Has Russia changed its stance on crypto & mining? Here’s what PM Mishustin says

Lavina Daryanani
Source: Bitcoin News

Russia has not been able to maintain a stern stance on crypto of late. On days it seems like the government there is more inclined towards the anti side of the spectrum. But at other times, they manage to flash the brighter side of the painted picture by talking about it.

Back in January, for instance, the central bank had proposed an outright ban on crypto trading, mining, and usage.

However, at the beginning of February, it was announced that the nation would treat crypto assets like currencies.

Towards the end of March, it was brought to light that Russia was considering to sell oil and gas for Bitcoin to “friendly” countries such as China and Turkey.

While just a day back, however, Russia’s central bank rejected a proposal to use crypto to evade sanctions.

Russia back to square one on crypto

Just a few hours back the Russian government made it clear that it fully supported the stance of the central bank with respect to crypto. It outrightly claimed that cryptos cannot be considered legal tender in the country.

In the State Duma, Prime Minister Mikhail Mishustin, said

“We are against the recognition of cryptocurrency as a means of payment or money.”

What is interesting is that Russians collectively hold more than 10 trillion rubles ($130 billion) in cryptos like Bitcoin (BTC). The PM claimed so at the annual report presentation of the Russian government on Thursday. Without mentioning the source for this figure, the Prime Minister said that the amount is based on “various estimates.”

He stated,

“We are well aware that we have more than 10 million young people having opened crypto wallets so far on which they have transferred significant amounts of money, which exceeds 10 trillion rubles.”

Nonetheless, he asserted that mining was a subject that was still open for discussion. Elaborating on the same, he added,

“We also think that in order to stimulate investment, primarily in fixed capital, we can discuss mining issues, which includes the creation of data centers and related infrastructure.”

Interestingly, earlier this week, a finance ministry official had also hinted that “home-based crypto mining” would not be banned in Russia.

The Deputy Prime Minister Alexander Novak is seemingly on the same page.
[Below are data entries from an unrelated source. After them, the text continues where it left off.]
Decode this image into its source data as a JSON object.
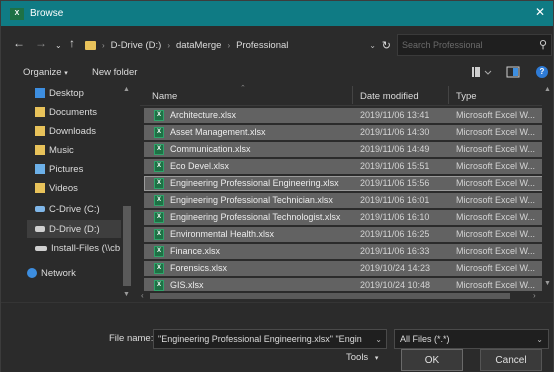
{
  "window": {
    "title": "Browse",
    "app_icon": "excel-icon"
  },
  "nav": {
    "breadcrumb": [
      "D-Drive (D:)",
      "dataMerge",
      "Professional"
    ],
    "search_placeholder": "Search Professional"
  },
  "toolbar": {
    "organize": "Organize",
    "new_folder": "New folder"
  },
  "sidebar": {
    "items": [
      {
        "label": "Desktop",
        "icon": "desktop-folder-icon",
        "color": "#3d8ee0"
      },
      {
        "label": "Documents",
        "icon": "documents-folder-icon",
        "color": "#e8c25a"
      },
      {
        "label": "Downloads",
        "icon": "downloads-folder-icon",
        "color": "#e8c25a"
      },
      {
        "label": "Music",
        "icon": "music-folder-icon",
        "color": "#e8c25a"
      },
      {
        "label": "Pictures",
        "icon": "pictures-folder-icon",
        "color": "#6cb0e8"
      },
      {
        "label": "Videos",
        "icon": "videos-folder-icon",
        "color": "#e8c25a"
      },
      {
        "label": "C-Drive (C:)",
        "icon": "drive-icon",
        "color": "#7fb6e8"
      },
      {
        "label": "D-Drive (D:)",
        "icon": "drive-icon",
        "color": "#cfcfcf"
      },
      {
        "label": "Install-Files (\\\\cb",
        "icon": "network-drive-icon",
        "color": "#cfcfcf"
      },
      {
        "label": "Network",
        "icon": "network-icon",
        "color": "#3d8ee0"
      }
    ],
    "selected_index": 7
  },
  "columns": {
    "name": "Name",
    "date": "Date modified",
    "type": "Type"
  },
  "files": [
    {
      "name": "Architecture.xlsx",
      "date": "2019/11/06 13:41",
      "type": "Microsoft Excel W..."
    },
    {
      "name": "Asset Management.xlsx",
      "date": "2019/11/06 14:30",
      "type": "Microsoft Excel W..."
    },
    {
      "name": "Communication.xlsx",
      "date": "2019/11/06 14:49",
      "type": "Microsoft Excel W..."
    },
    {
      "name": "Eco Devel.xlsx",
      "date": "2019/11/06 15:51",
      "type": "Microsoft Excel W..."
    },
    {
      "name": "Engineering Professional Engineering.xlsx",
      "date": "2019/11/06 15:56",
      "type": "Microsoft Excel W..."
    },
    {
      "name": "Engineering Professional Technician.xlsx",
      "date": "2019/11/06 16:01",
      "type": "Microsoft Excel W..."
    },
    {
      "name": "Engineering Professional Technologist.xlsx",
      "date": "2019/11/06 16:10",
      "type": "Microsoft Excel W..."
    },
    {
      "name": "Environmental Health.xlsx",
      "date": "2019/11/06 16:25",
      "type": "Microsoft Excel W..."
    },
    {
      "name": "Finance.xlsx",
      "date": "2019/11/06 16:33",
      "type": "Microsoft Excel W..."
    },
    {
      "name": "Forensics.xlsx",
      "date": "2019/10/24 14:23",
      "type": "Microsoft Excel W..."
    },
    {
      "name": "GIS.xlsx",
      "date": "2019/10/24 10:48",
      "type": "Microsoft Excel W..."
    }
  ],
  "focused_row": 4,
  "bottom": {
    "file_name_label": "File name:",
    "file_name_value": "\"Engineering Professional Engineering.xlsx\" \"Engin",
    "filter": "All Files (*.*)",
    "tools": "Tools",
    "ok": "OK",
    "cancel": "Cancel"
  },
  "colors": {
    "title_bar": "#0f7b84",
    "row_selected": "#626262",
    "background": "#2b2b2b"
  }
}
He said last month that legalizing cryptocurrency mining and introducing legislation to make it a business activity in Russia would make more sense.